● **DIRECTIONS**: Copy every line from the records below that holds the word "true".

● **DATASET ENTRIES**:
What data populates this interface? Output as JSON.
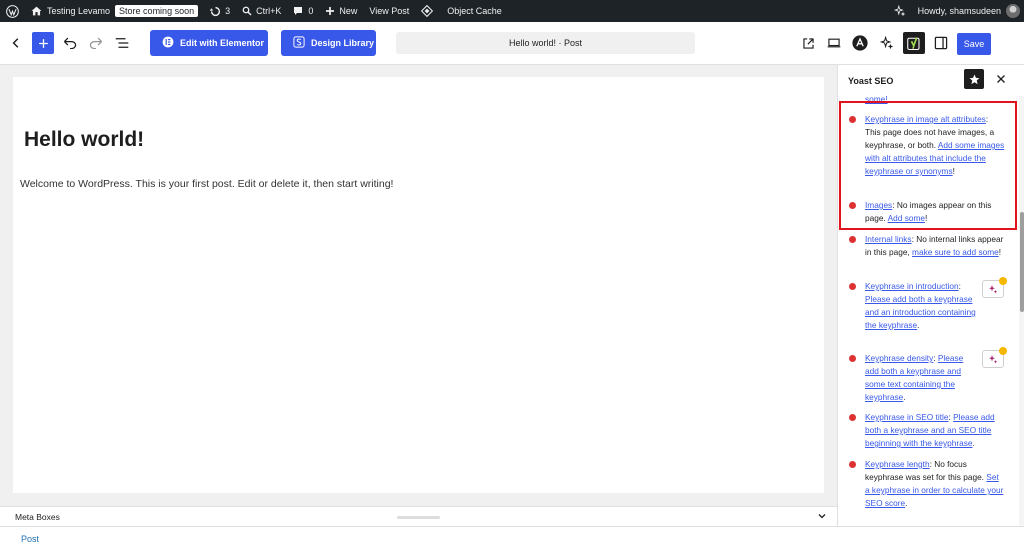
{
  "admin_bar": {
    "site_name": "Testing Levamo",
    "store_badge": "Store coming soon",
    "updates_count": "3",
    "shortcut": "Ctrl+K",
    "comments_count": "0",
    "new_label": "New",
    "view_post": "View Post",
    "object_cache": "Object Cache",
    "howdy": "Howdy, shamsudeen"
  },
  "toolbar": {
    "elementor_label": "Edit with Elementor",
    "design_library_label": "Design Library",
    "document_title": "Hello world! · Post",
    "save_label": "Save"
  },
  "post": {
    "title": "Hello world!",
    "paragraph": "Welcome to WordPress. This is your first post. Edit or delete it, then start writing!"
  },
  "meta_boxes_label": "Meta Boxes",
  "footer_breadcrumb": "Post",
  "sidebar": {
    "title": "Yoast SEO",
    "top_fragment": "some!",
    "items": [
      {
        "link": "Keyphrase in image alt attributes",
        "sep": ":",
        "text": " This page does not have images, a keyphrase, or both. ",
        "link2": "Add some images with alt attributes that include the keyphrase or synonyms",
        "end": "!"
      },
      {
        "link": "Images",
        "sep": ":",
        "text": " No images appear on this page. ",
        "link2": "Add some",
        "end": "!"
      },
      {
        "link": "Internal links",
        "sep": ":",
        "text": " No internal links appear in this page, ",
        "link2": "make sure to add some",
        "end": "!"
      },
      {
        "link": "Keyphrase in introduction",
        "sep": ":",
        "text": " ",
        "link2": "Please add both a keyphrase and an introduction containing the keyphrase",
        "end": "."
      },
      {
        "link": "Keyphrase density",
        "sep": ":",
        "text": " ",
        "link2": "Please add both a keyphrase and some text containing the keyphrase",
        "end": "."
      },
      {
        "link": "Keyphrase in SEO title",
        "sep": ":",
        "text": " ",
        "link2": "Please add both a keyphrase and an SEO title beginning with the keyphrase",
        "end": "."
      },
      {
        "link": "Keyphrase length",
        "sep": ":",
        "text": " No focus keyphrase was set for this page. ",
        "link2": "Set a keyphrase in order to calculate your SEO score",
        "end": "."
      }
    ]
  },
  "colors": {
    "accent": "#3858e9",
    "admin_bar": "#1d2327",
    "problem_dot": "#dc3232",
    "highlight": "#e0131e"
  },
  "icons": [
    "wordpress-logo-icon",
    "home-icon",
    "updates-icon",
    "search-icon",
    "comment-icon",
    "plus-icon",
    "diamond-icon",
    "sparkle-icon",
    "back-chevron-icon",
    "undo-icon",
    "redo-icon",
    "list-view-icon",
    "elementor-icon",
    "design-library-icon",
    "external-link-icon",
    "device-preview-icon",
    "astra-icon",
    "ai-sparkle-icon",
    "yoast-icon",
    "sidebar-toggle-icon",
    "star-icon",
    "close-icon",
    "chevron-down-icon",
    "lock-icon"
  ]
}
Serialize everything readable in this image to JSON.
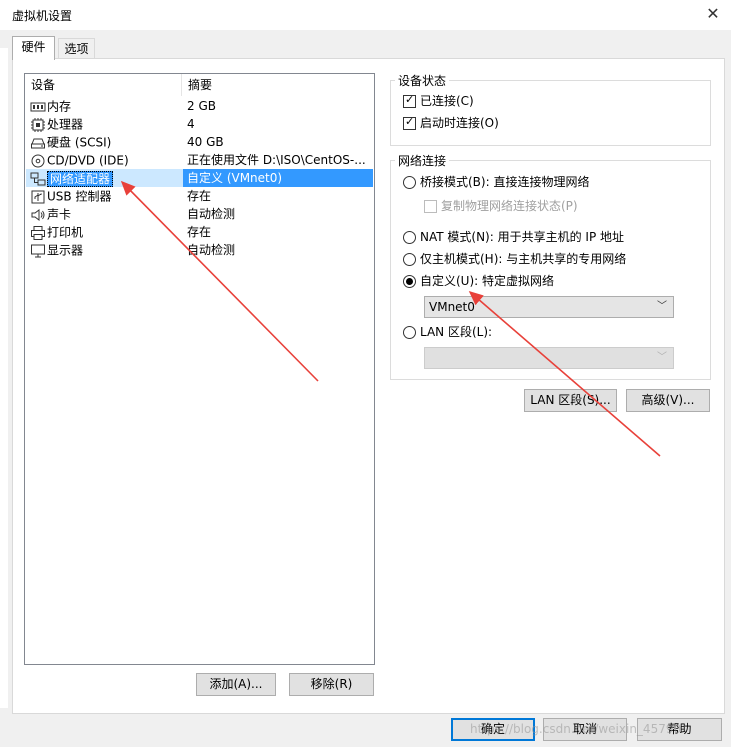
{
  "window": {
    "title": "虚拟机设置",
    "close_glyph": "✕"
  },
  "tabs": [
    {
      "label": "硬件",
      "active": true
    },
    {
      "label": "选项",
      "active": false
    }
  ],
  "device_list": {
    "headers": {
      "device": "设备",
      "summary": "摘要"
    },
    "rows": [
      {
        "device": "内存",
        "summary": "2 GB",
        "icon": "memory-icon"
      },
      {
        "device": "处理器",
        "summary": "4",
        "icon": "cpu-icon"
      },
      {
        "device": "硬盘 (SCSI)",
        "summary": "40 GB",
        "icon": "hard-disk-icon"
      },
      {
        "device": "CD/DVD (IDE)",
        "summary": "正在使用文件 D:\\ISO\\CentOS-...",
        "icon": "cd-dvd-icon"
      },
      {
        "device": "网络适配器",
        "summary": "自定义 (VMnet0)",
        "icon": "network-adapter-icon",
        "selected": true
      },
      {
        "device": "USB 控制器",
        "summary": "存在",
        "icon": "usb-icon"
      },
      {
        "device": "声卡",
        "summary": "自动检测",
        "icon": "speaker-icon"
      },
      {
        "device": "打印机",
        "summary": "存在",
        "icon": "printer-icon"
      },
      {
        "device": "显示器",
        "summary": "自动检测",
        "icon": "monitor-icon"
      }
    ]
  },
  "left_buttons": {
    "add": "添加(A)...",
    "remove": "移除(R)"
  },
  "device_status": {
    "title": "设备状态",
    "connected": {
      "label": "已连接(C)",
      "checked": true
    },
    "connect_at_power_on": {
      "label": "启动时连接(O)",
      "checked": true
    }
  },
  "network_connection": {
    "title": "网络连接",
    "bridged": {
      "label": "桥接模式(B): 直接连接物理网络",
      "selected": false
    },
    "replicate": {
      "label": "复制物理网络连接状态(P)",
      "checked": false,
      "enabled": false
    },
    "nat": {
      "label": "NAT 模式(N): 用于共享主机的 IP 地址",
      "selected": false
    },
    "host_only": {
      "label": "仅主机模式(H): 与主机共享的专用网络",
      "selected": false
    },
    "custom": {
      "label": "自定义(U): 特定虚拟网络",
      "selected": true
    },
    "custom_select": {
      "value": "VMnet0"
    },
    "lan_segment": {
      "label": "LAN 区段(L):",
      "selected": false
    },
    "lan_select": {
      "value": ""
    }
  },
  "right_buttons": {
    "lan_segments": "LAN 区段(S)...",
    "advanced": "高级(V)..."
  },
  "footer_buttons": {
    "ok": "确定",
    "cancel": "取消",
    "help": "帮助"
  },
  "watermark": "https://blog.csdn.net/weixin_45790",
  "colors": {
    "selection": "#3399ff",
    "annotation_arrow": "#e8413a",
    "default_button_border": "#0078d7"
  }
}
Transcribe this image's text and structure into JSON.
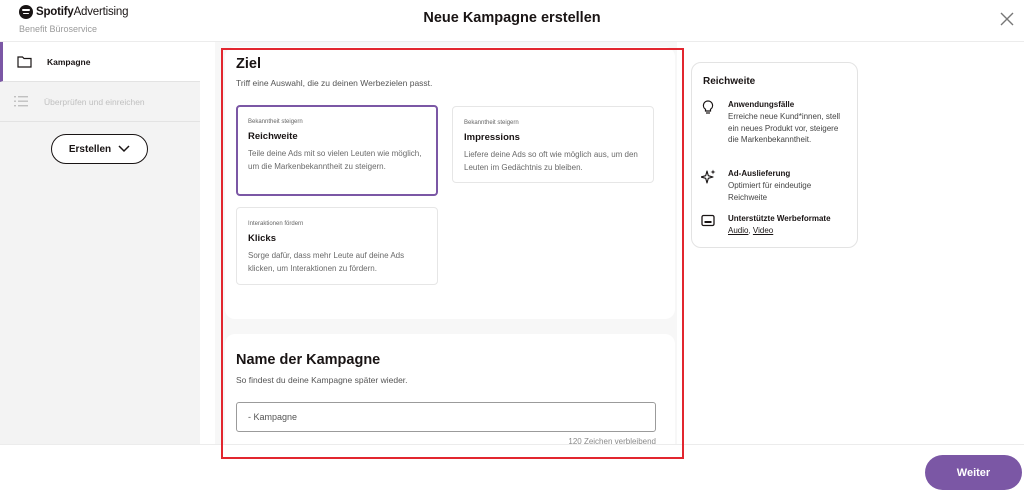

● **ANSWER BOX**:
      "active": true
        "selected": true
      "checked": true
      "checked": true
      "selected": true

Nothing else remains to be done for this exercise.